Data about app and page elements
——

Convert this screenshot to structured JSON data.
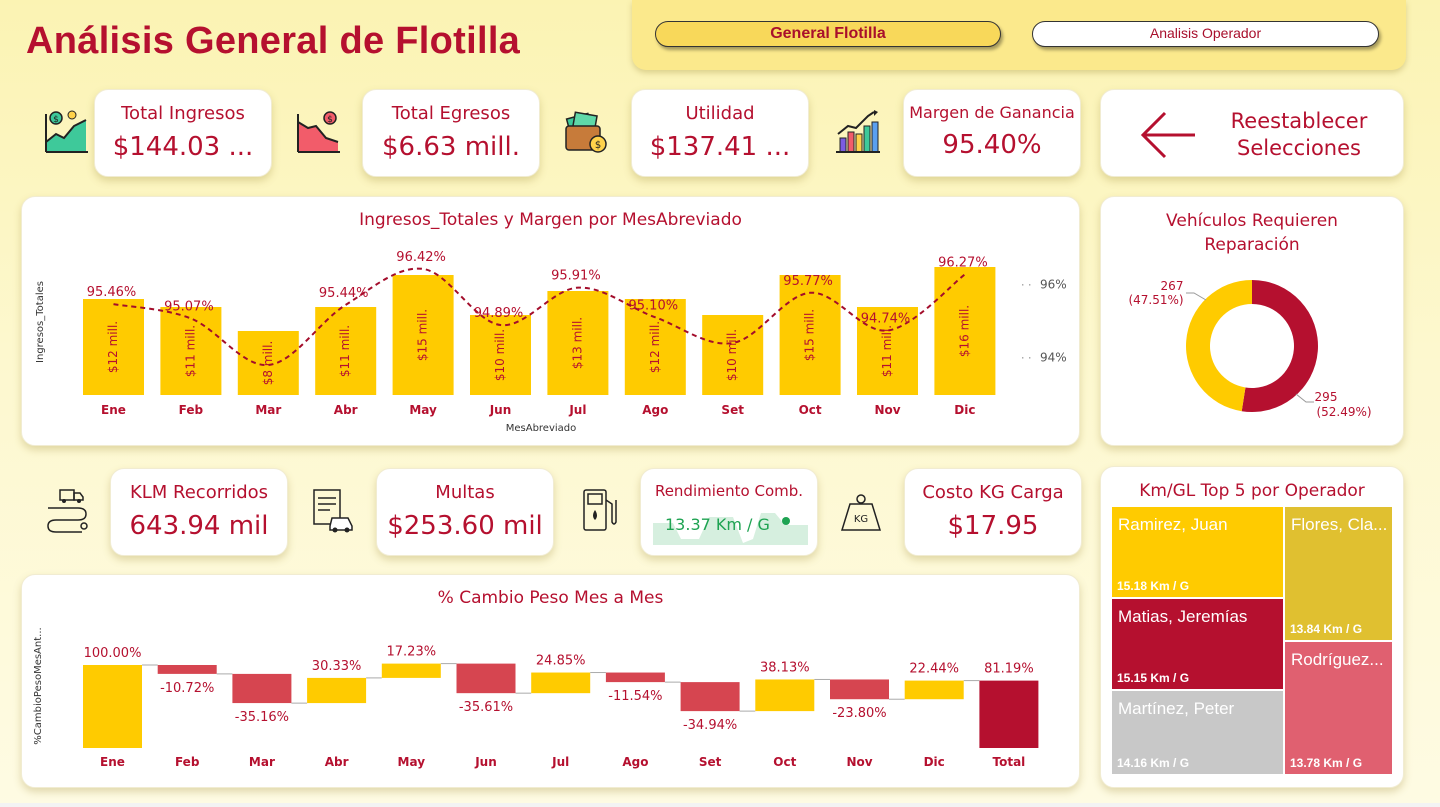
{
  "header": {
    "title": "Análisis General de Flotilla"
  },
  "nav": {
    "general": "General Flotilla",
    "operador": "Analisis Operador"
  },
  "kpis": {
    "ingresos": {
      "label": "Total Ingresos",
      "value": "$144.03 ..."
    },
    "egresos": {
      "label": "Total Egresos",
      "value": "$6.63 mill."
    },
    "utilidad": {
      "label": "Utilidad",
      "value": "$137.41 ..."
    },
    "margen": {
      "label": "Margen de Ganancia",
      "value": "95.40%"
    },
    "reset": {
      "line1": "Reestablecer",
      "line2": "Selecciones"
    },
    "klm": {
      "label": "KLM Recorridos",
      "value": "643.94 mil"
    },
    "multas": {
      "label": "Multas",
      "value": "$253.60 mil"
    },
    "rendimiento": {
      "label": "Rendimiento Comb.",
      "value": "13.37 Km / G"
    },
    "costo": {
      "label": "Costo KG Carga",
      "value": "$17.95"
    }
  },
  "colors": {
    "accent": "#b5102f",
    "yellow": "#ffcb00",
    "red": "#d64550",
    "gold": "#e0c030",
    "gray": "#c8c8c8"
  },
  "icons": [
    "income-chart-icon",
    "expense-chart-icon",
    "wallet-icon",
    "growth-chart-icon",
    "arrow-left-icon",
    "truck-route-icon",
    "ticket-car-icon",
    "fuel-pump-icon",
    "weight-icon"
  ],
  "chart_data": [
    {
      "type": "bar",
      "title": "Ingresos_Totales y Margen por MesAbreviado",
      "xlabel": "MesAbreviado",
      "ylabel": "Ingresos_Totales",
      "categories": [
        "Ene",
        "Feb",
        "Mar",
        "Abr",
        "May",
        "Jun",
        "Jul",
        "Ago",
        "Set",
        "Oct",
        "Nov",
        "Dic"
      ],
      "series": [
        {
          "values": [
            12,
            11,
            8,
            11,
            15,
            10,
            13,
            12,
            10,
            15,
            11,
            16
          ],
          "labels": [
            "$12 mill.",
            "$11 mill.",
            "$8 mill.",
            "$11 mill.",
            "$15 mill.",
            "$10 mill.",
            "$13 mill.",
            "$12 mill.",
            "$10 mill.",
            "$15 mill.",
            "$11 mill.",
            "$16 mill."
          ]
        },
        {
          "values": [
            95.46,
            95.07,
            93.8,
            95.44,
            96.42,
            94.89,
            95.91,
            95.1,
            94.4,
            95.77,
            94.74,
            96.27
          ],
          "labels": [
            "95.46%",
            "95.07%",
            "",
            "95.44%",
            "96.42%",
            "94.89%",
            "95.91%",
            "95.10%",
            "",
            "95.77%",
            "94.74%",
            "96.27%"
          ]
        }
      ],
      "y2ticks": [
        "96%",
        "94%"
      ],
      "y2ticks_values": [
        96,
        94
      ]
    },
    {
      "type": "pie",
      "title": "Vehículos Requieren Reparación",
      "values": [
        267,
        295
      ],
      "labels": [
        "267",
        "295"
      ],
      "percents": [
        "(47.51%)",
        "(52.49%)"
      ],
      "colors": [
        "#ffcb00",
        "#b5102f"
      ]
    },
    {
      "type": "bar",
      "subtype": "waterfall",
      "title": "% Cambio Peso Mes a Mes",
      "ylabel": "%CambioPesoMesAnt...",
      "categories": [
        "Ene",
        "Feb",
        "Mar",
        "Abr",
        "May",
        "Jun",
        "Jul",
        "Ago",
        "Set",
        "Oct",
        "Nov",
        "Dic",
        "Total"
      ],
      "values": [
        100.0,
        -10.72,
        -35.16,
        30.33,
        17.23,
        -35.61,
        24.85,
        -11.54,
        -34.94,
        38.13,
        -23.8,
        22.44,
        81.19
      ],
      "labels": [
        "100.00%",
        "-10.72%",
        "-35.16%",
        "30.33%",
        "17.23%",
        "-35.61%",
        "24.85%",
        "-11.54%",
        "-34.94%",
        "38.13%",
        "-23.80%",
        "22.44%",
        "81.19%"
      ]
    },
    {
      "type": "treemap",
      "title": "Km/GL Top 5 por Operador",
      "items": [
        {
          "name": "Ramirez, Juan",
          "value": 15.18,
          "label": "15.18 Km / G"
        },
        {
          "name": "Matias, Jeremías",
          "value": 15.15,
          "label": "15.15 Km / G"
        },
        {
          "name": "Martínez, Peter",
          "value": 14.16,
          "label": "14.16 Km / G"
        },
        {
          "name": "Flores, Cla...",
          "value": 13.84,
          "label": "13.84 Km / G"
        },
        {
          "name": "Rodríguez...",
          "value": 13.78,
          "label": "13.78 Km / G"
        }
      ]
    }
  ]
}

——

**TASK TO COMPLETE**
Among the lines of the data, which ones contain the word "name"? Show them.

**ANSWER SPACE**
          "name": "Ramirez, Juan",
          "name": "Matias, Jeremías",
          "name": "Martínez, Peter",
          "name": "Flores, Cla...",
          "name": "Rodríguez...",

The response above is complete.